One of the critical features of a successful red tape reduction strategy is that it remains in place over changes in government. There are several potential ways to achieve this. As is the case in Canada, governments could legislate red tape reduction mechanisms rather than simply having a policy. In the absence of this, however, it is also useful to use measurements of red tape that can be effectively counted by third parties such as think tanks. The Mercatus Centre at George Mason University in the United States has recently automated a similar approach to counting regulatory restrictions called RegData 2.0.

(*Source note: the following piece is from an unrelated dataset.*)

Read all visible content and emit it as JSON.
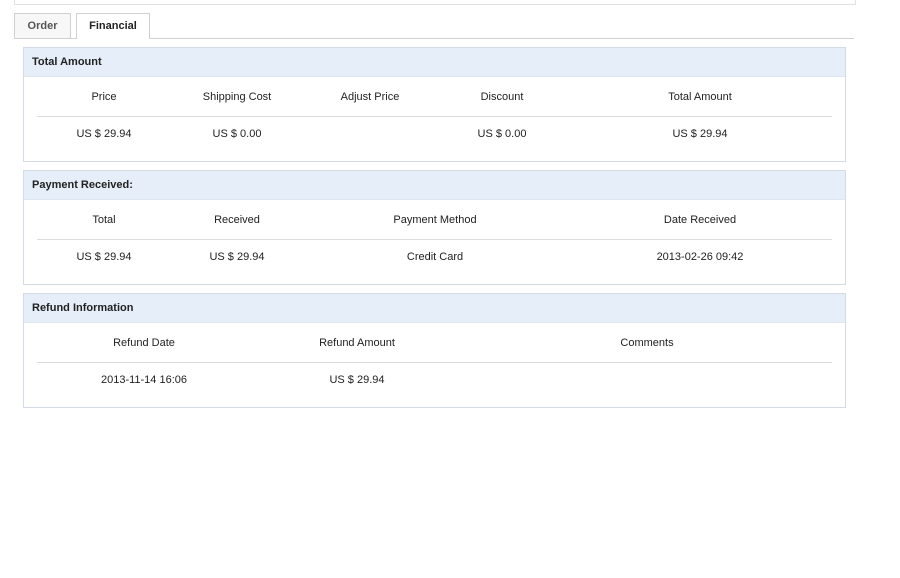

A team of researchers has developed a panel of data of the restrictiveness of regulation through textual analysis of the Code of Federal Regulations (CFR). This approach seeks to create a time series to map the number of regulatory restrictions within US legislation as well as measuring industry-level regulatory burden using machine learning, known as RegData 2.2. This nuanced measurement approach combined with creating industry specific training documents, has enabled within and between-industry econometric analysis of the burden of regulation. Researchers at RMIT University and the Institute of Public Affairs are investigating means to apply the RegData methodology to Australian regulation. Applying this approach outside of the United States, however, requires a further step of first developing a database of existing Commonwealth legislation, given the lack of a real time equivalent of the comprehensive Code of Federal Regulation.

The benefit of such an automation is not only to provide context to the broader challenges of red tape expansion—that is, by providing restrictiveness clauses (or similar) counts across a longer time frame—but also to introduce a level of accountability and measurement that is cost effective and can be calculated even when political will for targeted economic reform is lacking.

With the increase in meta-regulation of the regulatory process through red tape policies and procedures there have been many issues of measuring the regulatory burden. While more effective measurement and red tape reduction policies and procedures should not be seen as substitutes to targeted economic reform, they are a complementary institutional approach to traditional economic reform and hold a clear place in tackling Australia’s red tape crisis.

This new approach to red tape measurement—through the counting of restrictiveness clauses— presents a fruitful path for the future red tape reduction mechanisms as a more granulated approach to the political economy challenges of red tape reduction.

Dr Darcy W.E. Allen is a Postdoctoral Research Fellow in the Blockchain Innovation Hub at RMIT University and an Adjunct Fellow at the Institute of Public Affairs.

This is an edited extract from his contribution to Australia’s Red Tape Crisis: The Causes and Costs of Over-Regulation (2018), edited by Dr Darcy Allen and Dr Chris Berg, available from Connor Court Publishing.

If you've enjoyed reading this article from the Institute of Public Affairs, please consider supporting us by becoming a member or making a donation. It is with your support that we are securing freedom for the future.